Wednesday September 14, 2022 - Off to Budapest
Another travel day. I grabbed some coffee at the conference. Hardly anyone was there yet. “I like your approach,” someone from Budapest says. “I like the combination of technology and interpretation.” I wished I could stay longer to elaborate (and also talk about his work), but instead asked him for advice: should I buy the Hungarian highway vignette before or after the border? (After is the correct answer: they charge almost double when you get it before.)
Driving to Budapest revealed my dependence on a different piece of technology: Waze. As I crossed the border, it failed me: it didn’t want me to go back on the M1 highway—maybe because I didn’t know how to add the highway pass that I ended up struggling to buy and going off the highway to find. What if my telecommunications were to continue to fail now I was in the East? Should I have updated my phone after all?
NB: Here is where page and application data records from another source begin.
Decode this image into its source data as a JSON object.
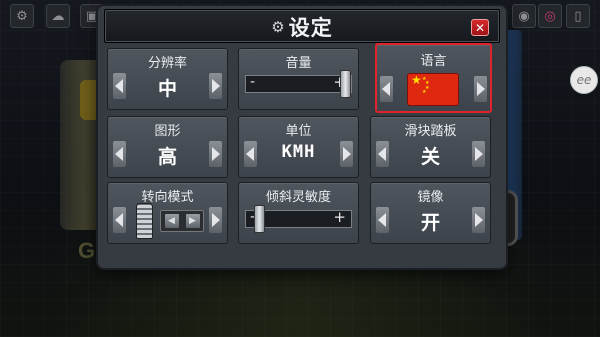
{
  "dialog": {
    "title": "设定",
    "close_label": "✕"
  },
  "cells": {
    "resolution": {
      "label": "分辨率",
      "value": "中"
    },
    "volume": {
      "label": "音量",
      "minus": "-",
      "plus": "+",
      "level": 1.0
    },
    "language": {
      "label": "语言",
      "value_icon": "china-flag-icon"
    },
    "graphics": {
      "label": "图形",
      "value": "高"
    },
    "units": {
      "label": "单位",
      "value": "KMH"
    },
    "slider_pedal": {
      "label": "滑块踏板",
      "value": "关"
    },
    "steering_mode": {
      "label": "转向模式"
    },
    "tilt_sensitivity": {
      "label": "倾斜灵敏度",
      "minus": "-",
      "plus": "+",
      "level": 0.08
    },
    "mirror": {
      "label": "镜像",
      "value": "开"
    }
  },
  "colors": {
    "accent_selected": "#e0232c",
    "dialog_bg": "#363b42",
    "close_red": "#c4191e"
  },
  "hud_icons": [
    "gear-icon",
    "cloud-icon",
    "car-icon",
    "camera-icon",
    "instagram-icon",
    "door-icon"
  ],
  "background_text": "GA"
}
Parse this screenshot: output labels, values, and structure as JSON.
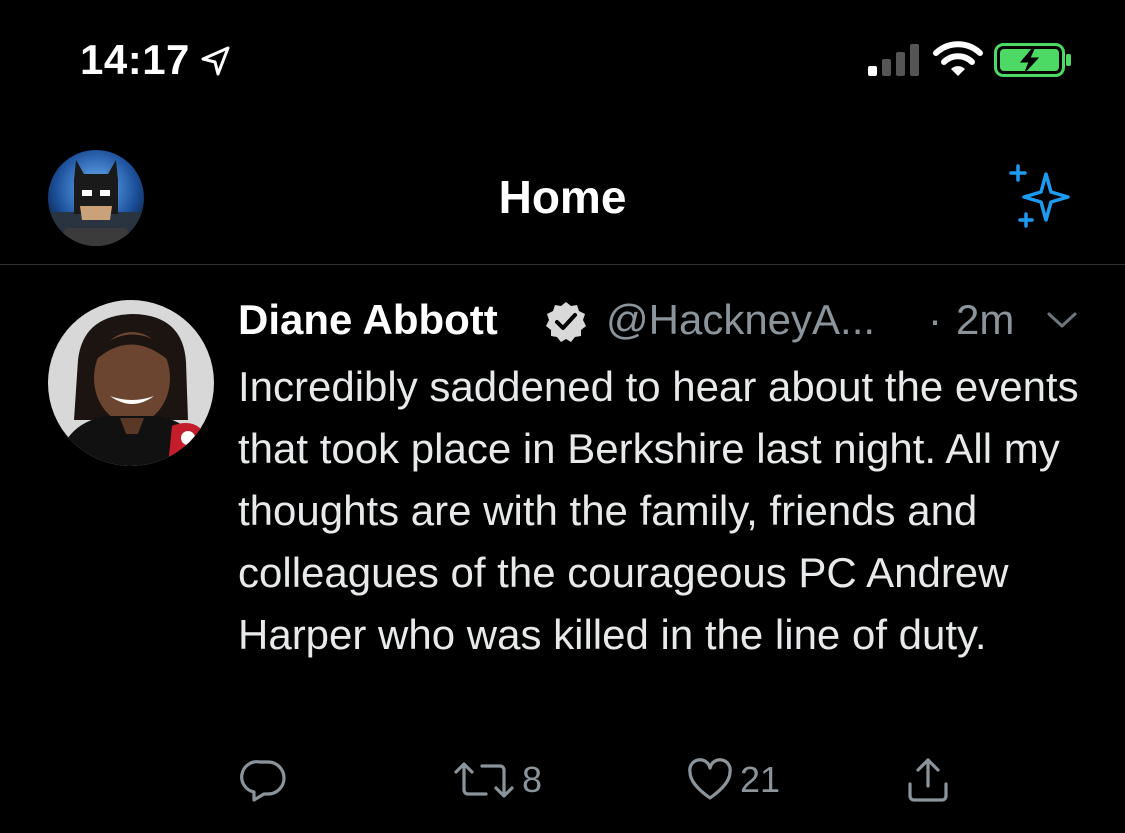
{
  "status_bar": {
    "time": "14:17",
    "icons": [
      "location-arrow-icon",
      "cellular-signal-icon",
      "wifi-icon",
      "battery-charging-icon"
    ],
    "battery_color": "#4cd964"
  },
  "header": {
    "title": "Home",
    "avatar": "profile-avatar",
    "right_icon": "sparkle-icon",
    "accent_color": "#1d9bf0"
  },
  "tweet": {
    "display_name": "Diane Abbott",
    "verified": true,
    "handle": "@HackneyA...",
    "separator": "·",
    "time_ago": "2m",
    "text": "Incredibly saddened to hear about the events that took place in Berkshire last night. All my thoughts are with the family, friends and colleagues of the courageous PC Andrew Harper who was killed in the line of duty.",
    "actions": {
      "reply_count": "",
      "retweet_count": "8",
      "like_count": "21"
    }
  },
  "colors": {
    "background": "#000000",
    "text": "#ffffff",
    "secondary_text": "#8b949b",
    "divider": "#2f3336"
  }
}
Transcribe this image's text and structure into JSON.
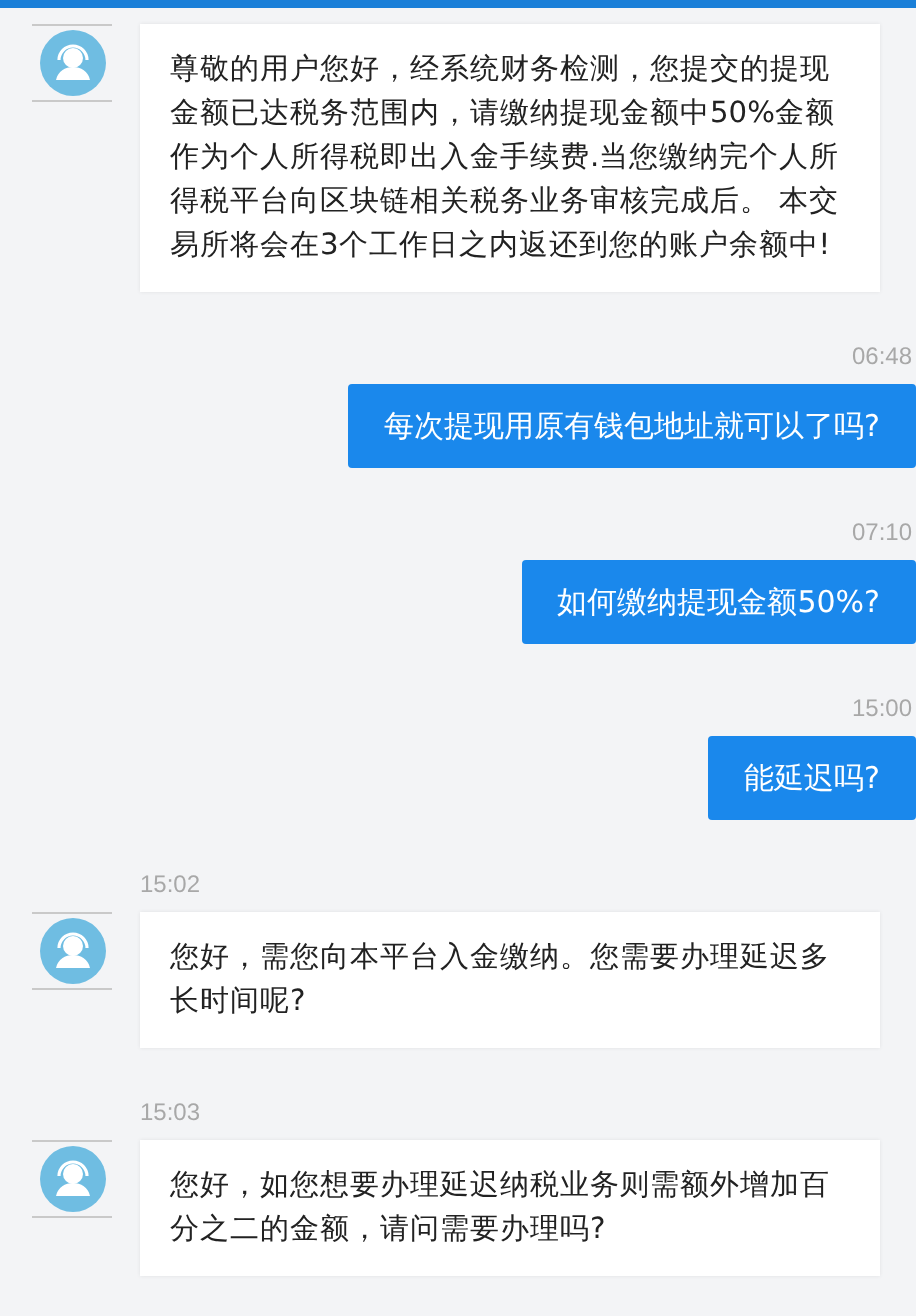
{
  "messages": [
    {
      "kind": "incoming",
      "text": "尊敬的用户您好，经系统财务检测，您提交的提现金额已达税务范围内，请缴纳提现金额中50%金额作为个人所得税即出入金手续费.当您缴纳完个人所得税平台向区块链相关税务业务审核完成后。 本交易所将会在3个工作日之内返还到您的账户余额中!"
    },
    {
      "kind": "outgoing",
      "time": "06:48",
      "text": "每次提现用原有钱包地址就可以了吗?"
    },
    {
      "kind": "outgoing",
      "time": "07:10",
      "text": "如何缴纳提现金额50%?"
    },
    {
      "kind": "outgoing",
      "time": "15:00",
      "text": "能延迟吗?"
    },
    {
      "kind": "incoming",
      "time": "15:02",
      "text": "您好，需您向本平台入金缴纳。您需要办理延迟多长时间呢?"
    },
    {
      "kind": "incoming",
      "time": "15:03",
      "text": "您好，如您想要办理延迟纳税业务则需额外增加百分之二的金额，请问需要办理吗?"
    }
  ]
}
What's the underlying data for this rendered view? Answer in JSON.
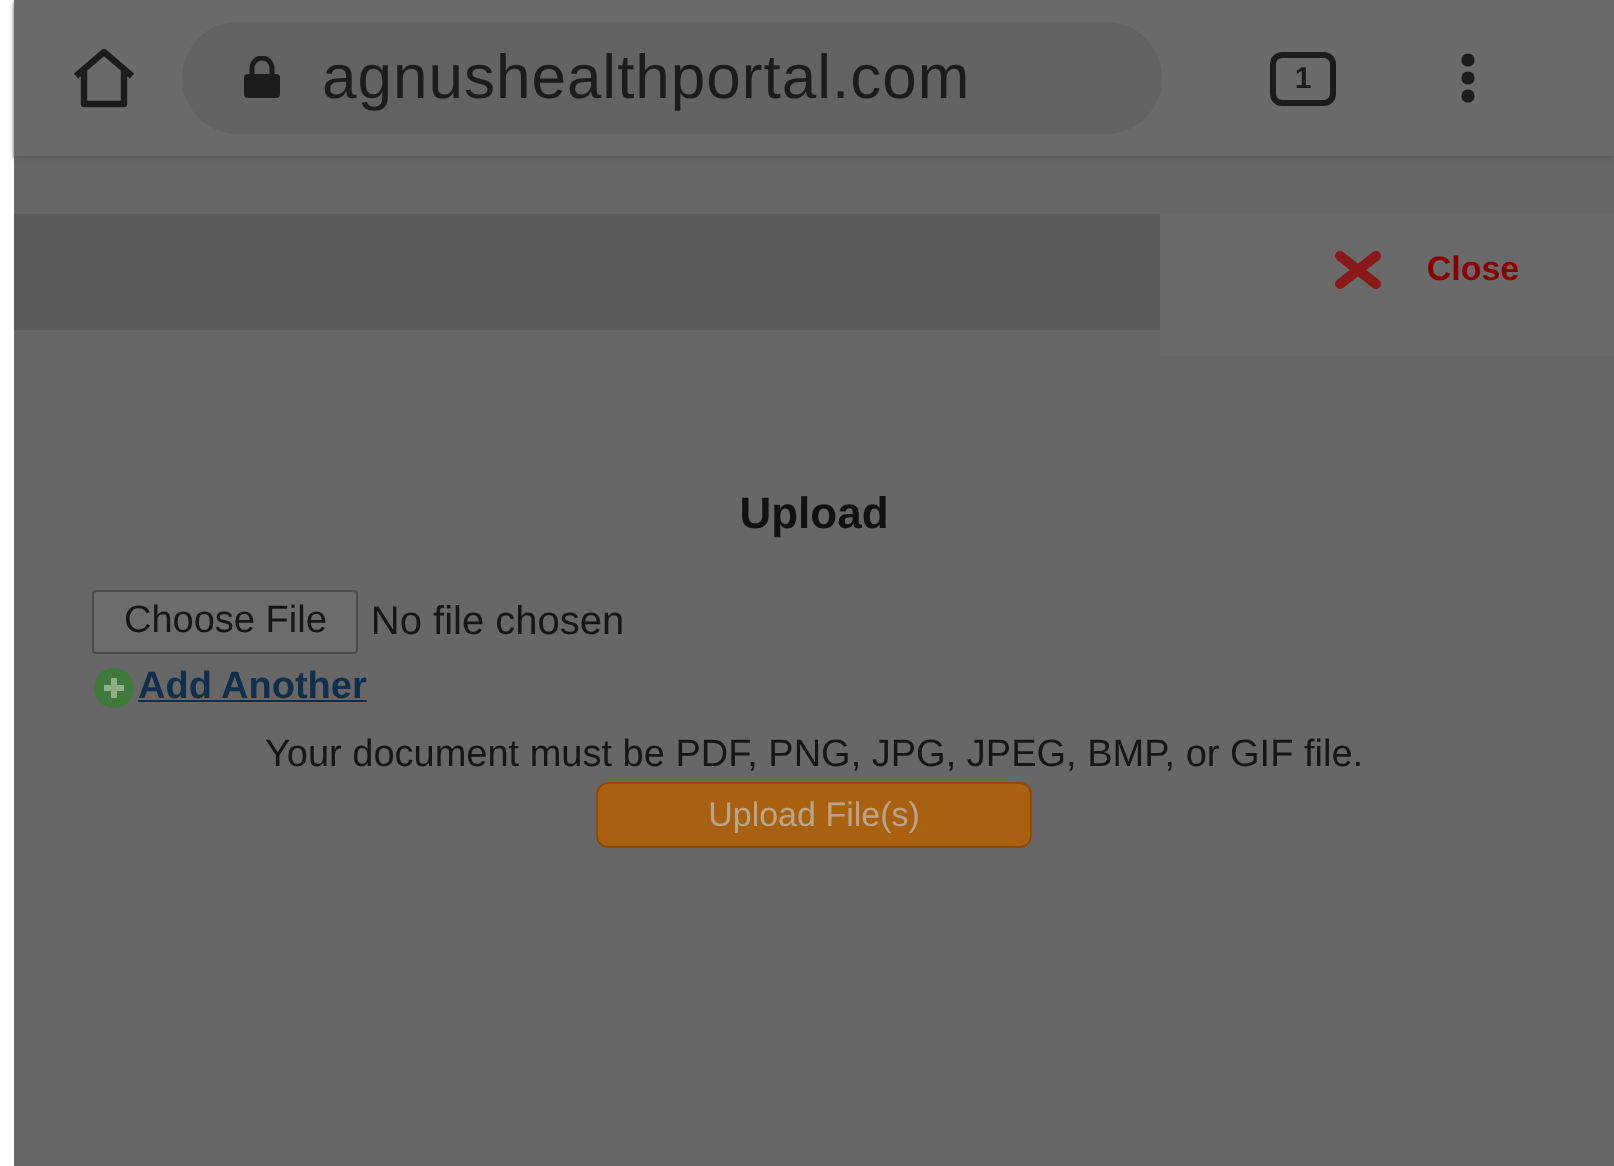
{
  "browser": {
    "url": "agnushealthportal.com",
    "tab_count": "1"
  },
  "dialog": {
    "close": "Close",
    "title": "Upload",
    "choose_file": "Choose File",
    "file_status": "No file chosen",
    "add_another": "Add Another",
    "notice": "Your document must be PDF, PNG, JPG, JPEG, BMP, or GIF file.",
    "upload_button": "Upload File(s)"
  }
}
My first trip to Hungary was when I was seventeen: I flew to Vienna and then took the bus to Keszthely, to participate in a masterclass with György Cziffra. I remember spending the night in Vienna and almost missing the bus the next morning: it wasn’t clear at all where to catch it. That divide between West and East stuck. Suddenly having to improvise threw me back into a panic.
But Google Maps saved me.
Arriving in Budapest, my dependence shifts from technology to people. I must find those whom my contact had instructed to help me. And fast. Located at the heart of the city, the Zeneakadémia or Franz Liszt Academy is surrounded by one-way streets and no-parking zones. So, where are those stage managers?
One minute I’m focusing on where to leave the van, the next I’m crisscrossing a building with offices and hierarchies as difficult to navigate as the surrounding streets of inner city Budapest.
It’s all a bit of a blur, but I do connect with the two guys I needed, and immediately feel in professional hands. The freight elevator makes me happy: clearly, they know how to move stuff in and out. And as I find myself facing the solemn Solti Hall, the piano on its legs, the emotion is special. The piano sounds lovely, but thick and reverberant.
“You cannot keep the pedal like that, can you? It sounds horrendous!”
My host László Stachó (one of the piano professors at the school, who has by now joined me on stage) reacts to my trying out a few bars of Steibelt: “You cannot keep the pedal like that, can you? It sounds horrendous!” (This is a direct quote.) Clearly, a challenge has been issued. During the concert tomorrow, I’ll need to convince him otherwise.